-- Task description --
Among the records, how many lines carry the string "label"? Give that number with nothing added.

-- Exercise data --
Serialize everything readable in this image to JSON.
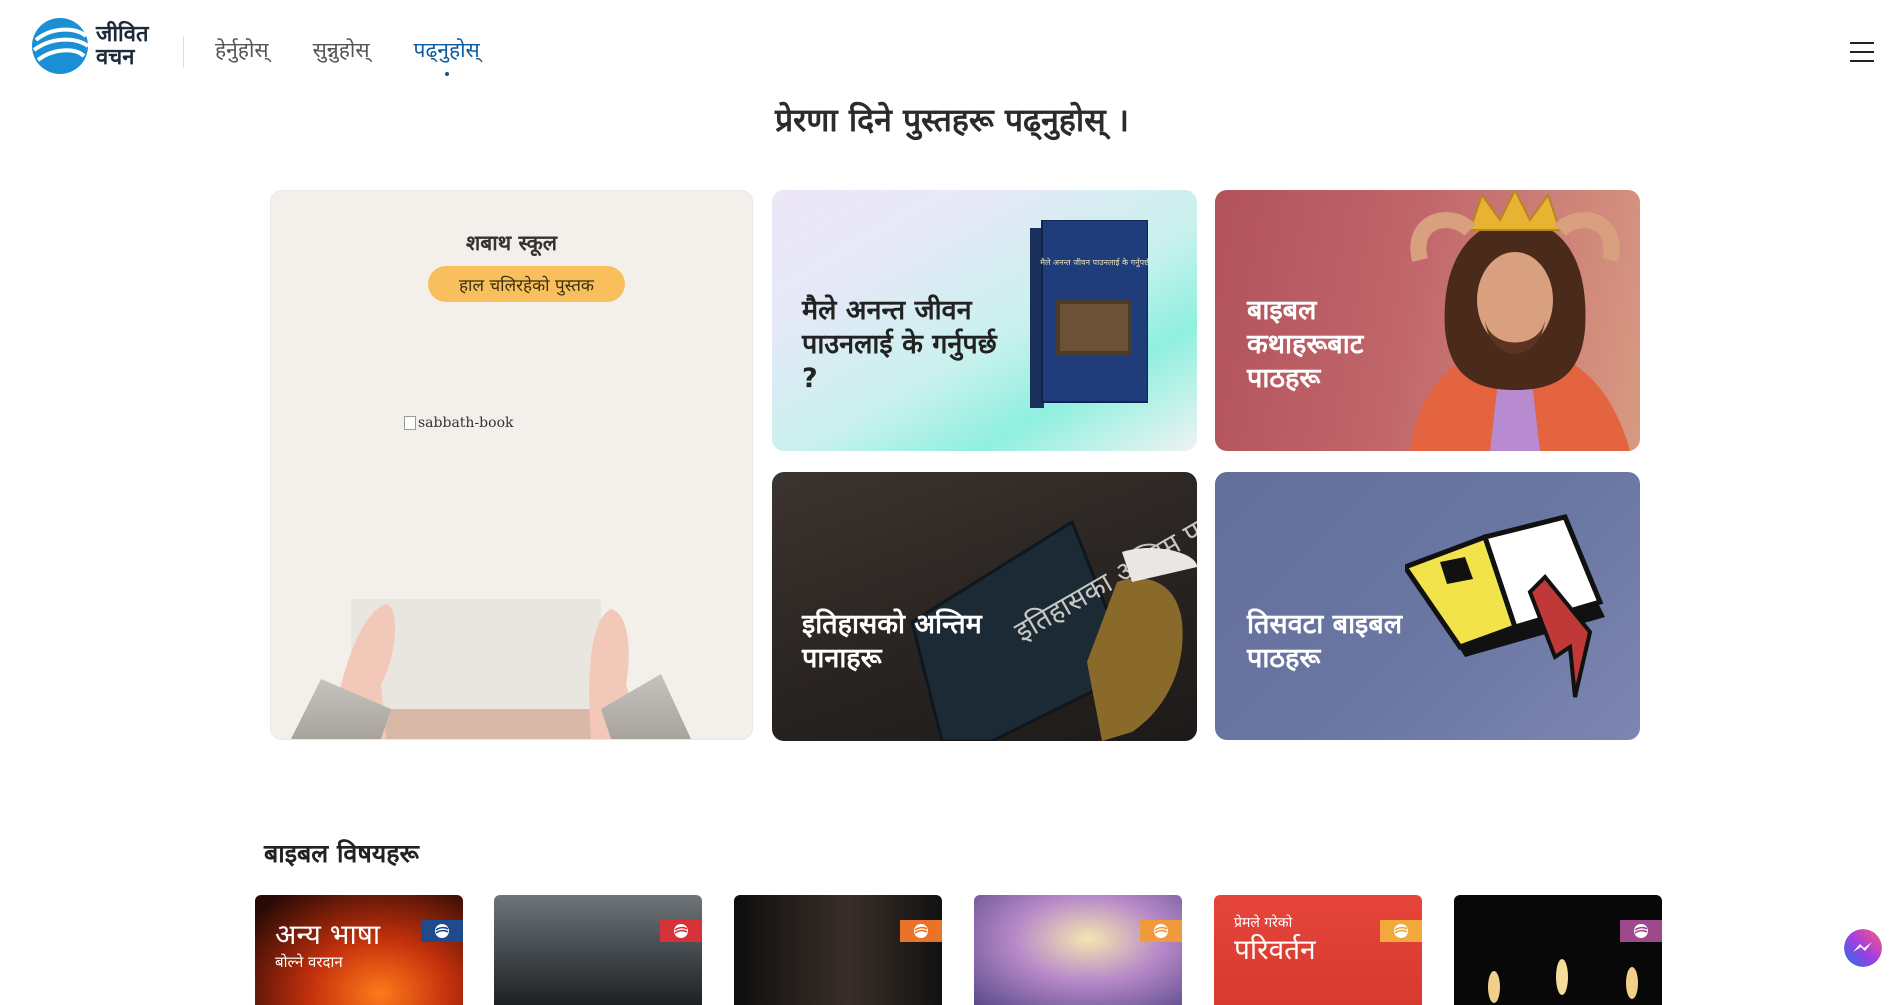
{
  "header": {
    "logo_line1": "जीवित",
    "logo_line2": "वचन",
    "nav": [
      {
        "label": "हेर्नुहोस्",
        "active": false
      },
      {
        "label": "सुन्नुहोस्",
        "active": false
      },
      {
        "label": "पढ्नुहोस्",
        "active": true
      }
    ],
    "menu_icon": "hamburger-icon"
  },
  "main": {
    "title": "प्रेरणा दिने पुस्तहरू पढ्नुहोस् ।",
    "sabbath_card": {
      "title": "शबाथ स्कूल",
      "pill": "हाल चलिरहेको पुस्तक",
      "image_alt": "sabbath-book"
    },
    "cards": {
      "eternal_life": {
        "label": "मैले अनन्त जीवन पाउनलाई के गर्नुपर्छ ?",
        "cover_text": "मैले अनन्त जीवन पाउनलाई के गर्नुपर्छ"
      },
      "bible_stories": {
        "label": "बाइबल कथाहरूबाट पाठहरू"
      },
      "history_pages": {
        "label": "इतिहासको अन्तिम पानाहरू",
        "cover_text": "इतिहासका अन्तिम पानाहरू"
      },
      "three_studies": {
        "label": "तिसवटा बाइबल पाठहरू"
      }
    }
  },
  "topics_section": {
    "title": "बाइबल विषयहरू",
    "items": [
      {
        "title": "अन्य भाषा",
        "subtitle": "बोल्ने वरदान",
        "badge_color": "#1f4a8c"
      },
      {
        "title": "",
        "subtitle": "",
        "badge_color": "#d5323a"
      },
      {
        "title": "",
        "subtitle": "",
        "badge_color": "#e8742a"
      },
      {
        "title": "",
        "subtitle": "",
        "badge_color": "#f09a3e"
      },
      {
        "title": "परिवर्तन",
        "subtitle": "प्रेमले गरेको",
        "badge_color": "#f0a93a"
      },
      {
        "title": "",
        "subtitle": "",
        "badge_color": "#9c4a8c"
      }
    ]
  },
  "colors": {
    "accent": "#0a5a9c",
    "pill": "#f9bf5c"
  }
}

-- Solution to the problem --
7